I haven’t been writing too much lately.
Part of that has to do with not totally being over the way the Ravens season ended in New England. After all, like most of you, I’m still just a normal Baltimore sports fan. Unfortunately with the Orioles being the Orioles and with the Terps being down, there just hasn’t been too much else to be excited about around here.
Yes, Brian Matusz has looked good this spring, and that’s such a big positive for an organization trying to find its way in the now absurd American League East. The quickest way to the top is by finding pitching, and more pitching, and more pitching, and more pitch….you get the picture. So, I guess I could spend more time talking about Brian Matusz and Jake Arrieta and J.J. Hardy and Nick Markakis and Adam Jones, but will the performance of any or all of those players really make a difference when the optimism of spring subsides and the dog days of July and August (aka swoon time) arrive in Charm City? Probably not.
Once upon a time, however, the Baltimore Orioles had many players that could be described as difference makers on a championship contending team. Mike Mussina was one of those players.
Mike Mussina was a home-grown product for the Birds. Drafted out of Stanford with the 20th pick in the 1990 draft, Mussina went on to spend 10 seasons in Baltimore. He was the unquestioned ace of the staff, compiling a record of 147-81 with a 3.53 ERA during his time with the O’s. He played 10 seasons in Birland, ultimately leaving for between three to five million more per season (depending on whether or not you count the last-ditch effort the O’s made to sign Moose after he had already decided he was leaving for the Bronx) to play for the most prominent, historic, and successful team in MLB history.
Mussina made this career move as the Orioles were three years into their now 14 straight (15 if you cheat and chalk 2012 up as a lost cause already) losing seasons.
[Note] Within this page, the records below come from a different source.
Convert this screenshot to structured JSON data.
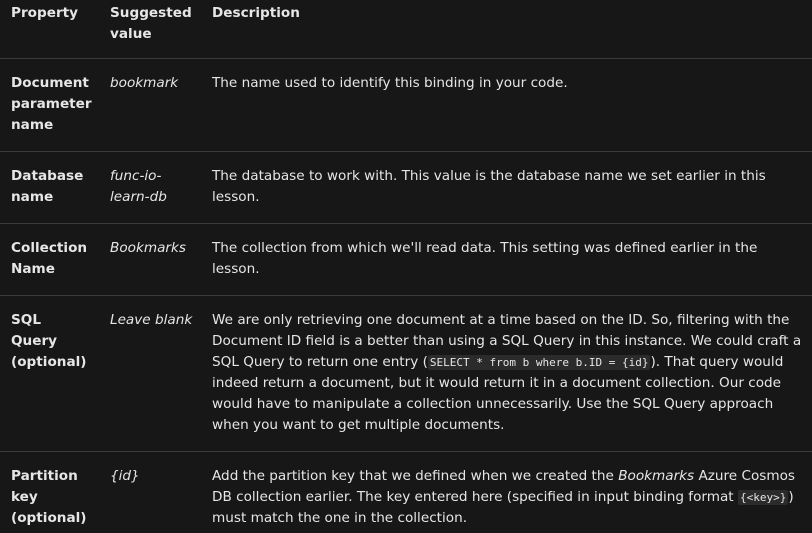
{
  "header": {
    "property": "Property",
    "suggested": "Suggested value",
    "description": "Description"
  },
  "rows": [
    {
      "property": "Document parameter name",
      "value": "bookmark",
      "description": "The name used to identify this binding in your code."
    },
    {
      "property": "Database name",
      "value": "func-io-learn-db",
      "description": "The database to work with. This value is the database name we set earlier in this lesson."
    },
    {
      "property": "Collection Name",
      "value": "Bookmarks",
      "description": "The collection from which we'll read data. This setting was defined earlier in the lesson."
    },
    {
      "property": "SQL Query (optional)",
      "value": "Leave blank",
      "desc_part1": "We are only retrieving one document at a time based on the ID. So, filtering with the Document ID field is a better than using a SQL Query in this instance. We could craft a SQL Query to return one entry (",
      "desc_code": "SELECT * from b where b.ID = {id}",
      "desc_part2": "). That query would indeed return a document, but it would return it in a document collection. Our code would have to manipulate a collection unnecessarily. Use the SQL Query approach when you want to get multiple documents."
    },
    {
      "property": "Partition key (optional)",
      "value": "{id}",
      "desc_part1": "Add the partition key that we defined when we created the ",
      "desc_em": "Bookmarks",
      "desc_part2": " Azure Cosmos DB collection earlier. The key entered here (specified in input binding format ",
      "desc_code": "{<key>}",
      "desc_part3": ") must match the one in the collection."
    }
  ]
}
He jumped ship after he witnessed Peter Angelos run off Davey Johnson, whose two years in Baltimore happened to coincide with the only two years the Orioles made the playoffs during Mussina’s tenure.
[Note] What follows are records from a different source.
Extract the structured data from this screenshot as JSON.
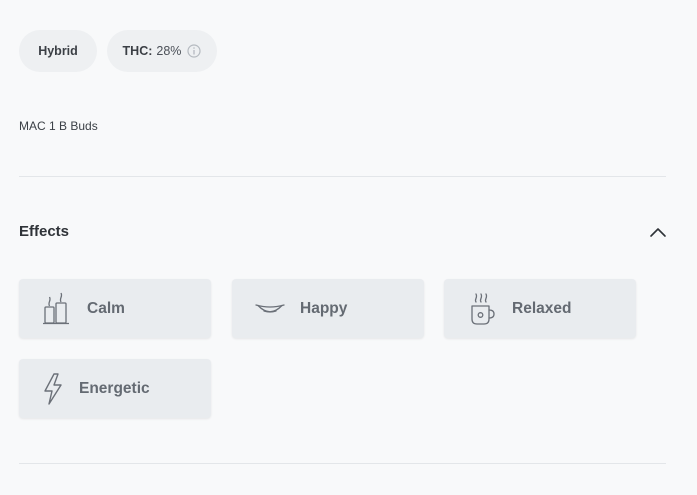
{
  "pills": {
    "strain_type": "Hybrid",
    "thc_label": "THC:",
    "thc_value": "28%"
  },
  "product": {
    "description": "MAC 1 B Buds"
  },
  "effects": {
    "title": "Effects",
    "items": [
      {
        "label": "Calm",
        "icon": "candles-icon"
      },
      {
        "label": "Happy",
        "icon": "smile-icon"
      },
      {
        "label": "Relaxed",
        "icon": "hot-cup-icon"
      },
      {
        "label": "Energetic",
        "icon": "lightning-icon"
      }
    ]
  }
}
In other words, Mike Mussina jumped off the Titanic and landed on a billion dollar yacht headed for nothing but sunshine. Did I blame him then? Honestly, I did a little bit. I was young and I felt betrayed by one of my favorite baseball players. And the Orioles were still a pretty legitimate franchise back then, even if signs of their eventual demise were starting to appear.
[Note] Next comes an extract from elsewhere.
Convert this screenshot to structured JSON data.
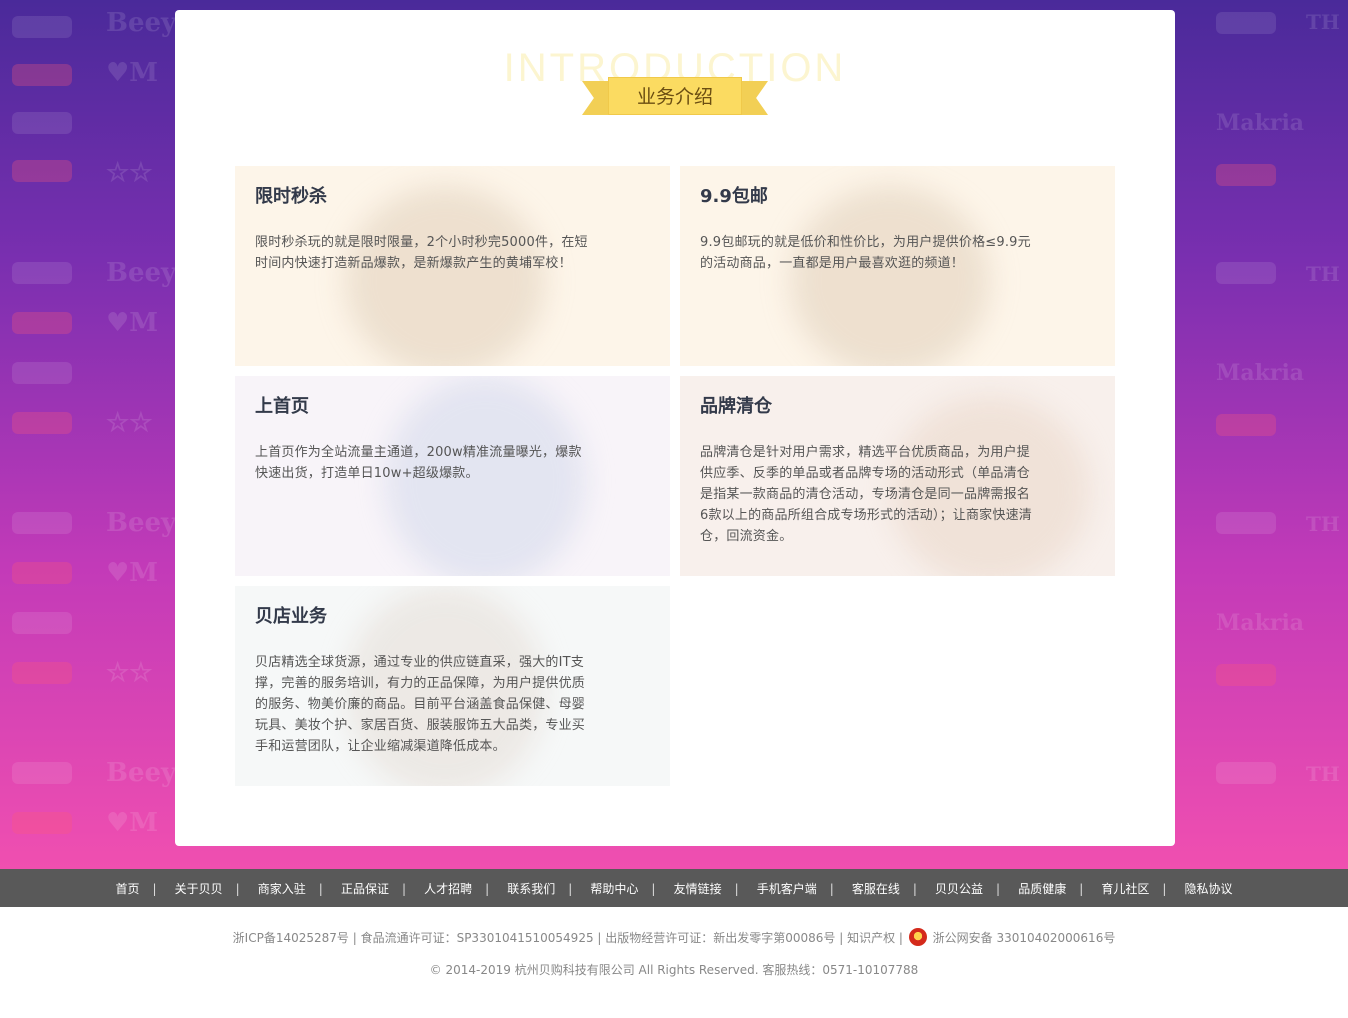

But do I blame him now, looking back? Absolutely not! Are you kidding me?